In Martin Eden, Jack London provides the portrait of a young man who thirsts for knowledge, for self-improvement, to join the upper ranks of the intelligent and cultured within his society. We seem to be setting off in a "Jude the Obscure" direction. Martin loves a young woman from this society, and strives to make himself worthy. His chosen vehicle from his class and station to hers is self-education, and then the writing of serious and important work. Along the way, Martain has to swallow the unpleasant truth that those he believed to be so intelligent were actually entirely superficial in understanding. Pieces of London from other novels come through. London's belief in the "superman" comes through, as well as his disdain for the oligarchs, for example. What is most striking, however, is the dead-on skewering of celebrity worship. "Where were you when I needed you" might be Martin's refrain. The same people who ignored and derided him suddenly can't get enough of him. Why? He was the same person he was before. It was simply because other people told them so. They all just want a piece of the celebirty, to be associated with him somehow. While in real life London of course courted celebrity, the stupidity of this is blindingly apparent and even more important nearly a century later. London readers may miss the absence of the "Charmian" strong female counterpart in this book (unlike in the Sea Wolf or The Abysmal Brute or Mutiny on the Elsinore, for example). The "classy" love interest doesn't measure up in terms of independent intelligence or strength of will, and her last appearance is particularly troubling. Lizzie, from the lower socioeconomic classes, has the spark but is too held back by her upbringing. This is truly an important book.

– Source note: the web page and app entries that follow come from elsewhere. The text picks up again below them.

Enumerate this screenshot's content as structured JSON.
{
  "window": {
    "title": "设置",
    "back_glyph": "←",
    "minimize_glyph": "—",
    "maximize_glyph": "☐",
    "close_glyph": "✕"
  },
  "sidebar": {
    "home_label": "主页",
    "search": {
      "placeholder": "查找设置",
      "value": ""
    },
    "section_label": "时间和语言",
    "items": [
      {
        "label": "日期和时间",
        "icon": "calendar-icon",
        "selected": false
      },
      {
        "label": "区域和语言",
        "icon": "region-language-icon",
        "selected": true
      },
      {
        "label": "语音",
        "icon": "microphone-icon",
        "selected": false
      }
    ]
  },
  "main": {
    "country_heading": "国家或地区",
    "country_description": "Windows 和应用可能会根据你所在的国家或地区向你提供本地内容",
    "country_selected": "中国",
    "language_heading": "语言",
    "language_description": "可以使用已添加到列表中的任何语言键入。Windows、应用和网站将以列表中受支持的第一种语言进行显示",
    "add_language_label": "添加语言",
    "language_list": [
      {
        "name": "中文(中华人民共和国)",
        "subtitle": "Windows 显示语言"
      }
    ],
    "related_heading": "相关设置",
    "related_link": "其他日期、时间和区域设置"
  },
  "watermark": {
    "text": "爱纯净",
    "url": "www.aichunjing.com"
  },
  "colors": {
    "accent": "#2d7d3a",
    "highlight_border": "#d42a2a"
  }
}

A Neglected Classic Sep 17, 2006
It's surprising that London is so well known for his writings about nature while a classic like Martin Eden is practically forgotten. Here London shows that he is equally adept at setting a story in an urban landscape by chronicling a landed sailor's attempt to become a self-taught writer, no easy task for a man who has lived the rough and vulgar life of a sailor. But Martin is extremely persistent in spite of all the obstacles he faces. Everyone including his friends, family, and classy girlfriend question his ability to make such a transformation from a nobody to a somebody. It's hard to imagine anyone being as devoted as Martin is to improving himself, and it's a bit intimidating seeing how much devotion it can take to achieve your dreams. Knowing that London used his own life story as a strong inspiration for Martin Eden, you expect that Martin will someday be successful, yet the results of all his work are still unexpected. With enough reading, learning, and life experiences, do we all eventually take Martin Eden's point of view? That's a question this book still has me thinking about months later.